Russia's athletics team remains banned from global competition after the sport's governing body voted unanimously against lifting the suspension for systemic doping.
Despite desperate Russian attempts to have the ban lifted before the Rio Olympics in August, the International Association of Athletics Federation's (IAAF) 27-strong council decided Russia had not met the criteria for reinstatement.
The All-Russia Athletics Federation was banned in November following an 11-month investigation by an independent commission chaired by former World Anti-Doping Agency president Dick Pound.
Putin has had his say on Russia's IAAF ban, condemning the ruling against his country's athletes— Rob Harris (@RobHarris) June 17, 2016
Russia will now take its case to an International Olympic Committee meeting in Lausanne on Tuesday, with the further possibility of challenges against an Olympic ban at the Court of Arbitration for Sport.
The meeting in Vienna overran by nearly an hour but the main discussion point was not whether or not to lift the ban: it was how a ban would be enforced.
When the IAAF suspended the Russian federation it set up a task force, led by Norwegian anti-doping expert Rune Andersen, to assess the progress made in Russia to clean up its act, with 44 different criteria.
Those criteria were clearly not met, as a damning WADA report confirmed on Wednesday. That update painted a picture of a sports system that might take years, not seven months, to rebuild.
So in some ways, this was an easy decision for the council to take, particularly when you consider its own contribution to the scandal and the questions about IAAF president Lord Coe's ability, and right, to lead the organisation.
But the Russian establishment has spent the last few months ratcheting up the pressure on the IAAF, repeatedly listing the steps it has taken to remedy its problems and stating again and again that the ban will unfairly punish innocent athletes.
This view is known to be more sympathetically received by the IOC, which is loath to return to the era of boycotts and absent stars - and does not want to upset a country that hosts more major events than any other right now.
That was once a view shared by some senior athletics bosses, too, but opinions have hardened in recent weeks as bleak reports emerged from Andersen's task force and fresh scandals emerged about Russian sport.
The foremost of those is the subject of a second WADA-funded independent investigation, namely did Russia effectively sabotage the 2014 Winter Olympics in Sochi with a state-sponsored doping programme?
That inquiry is led by Canadian law professor Richard McLaren, who also sat on Pound's 2015 inquiry, and its report will go to the IOC by July 15.
If it is at conclusive as the first report, Russia could be looking at a complete Olympic ban, and not just one for its track and field team.
In the meantime, the argument moves to the IOC, with Russia hopeful that it will allow athletes who have passed numerous tests, around the world, with no suspicion of cheating, to compete in Rio.
Whether that is in neutral colours, under an IOC flag, or in Russian kit is completely unclear, as we are already in uncharted territory with a national ban for doping.

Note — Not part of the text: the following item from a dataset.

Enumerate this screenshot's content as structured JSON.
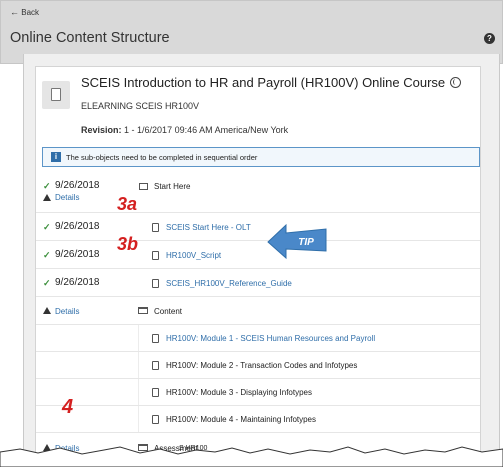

Russia's Ministry of Sport issued a statement which read: "We are extremely disappointed by the IAAF's decision to uphold the ban on all of our track and field athletes, creating the unprecedented situation of a whole nation's track and field athletes being banned from the Olympics.
"Clean athletes' dreams are being destroyed because of the reprehensible behaviour of other athletes and officials. They have sacrificed years of their lives striving to compete at the Olympics and now that sacrifice looks likely to be wasted.
"We have done everything possible since the ban was first imposed to regain the trust of the international community. We have rebuilt our anti-doping institutions which are being led by respected international experts.
"Our athletes are being tested by the UK's anti-doping agency, UKAD, and every one of them is undergoing a minimum of three tests in addition to the usual requirements. We have nothing to hide and feel we had met the IAAF's conditions for re-entry.
"We now appeal to the members of the International Olympic Committee to not only consider the impact that our athletes' exclusion will have on their dreams and the people of Russia, but also that the Olympics themselves will be diminished by their absence.
"The Games are supposed to be a source of unity, and we hope that they remain as a way of bringing people together."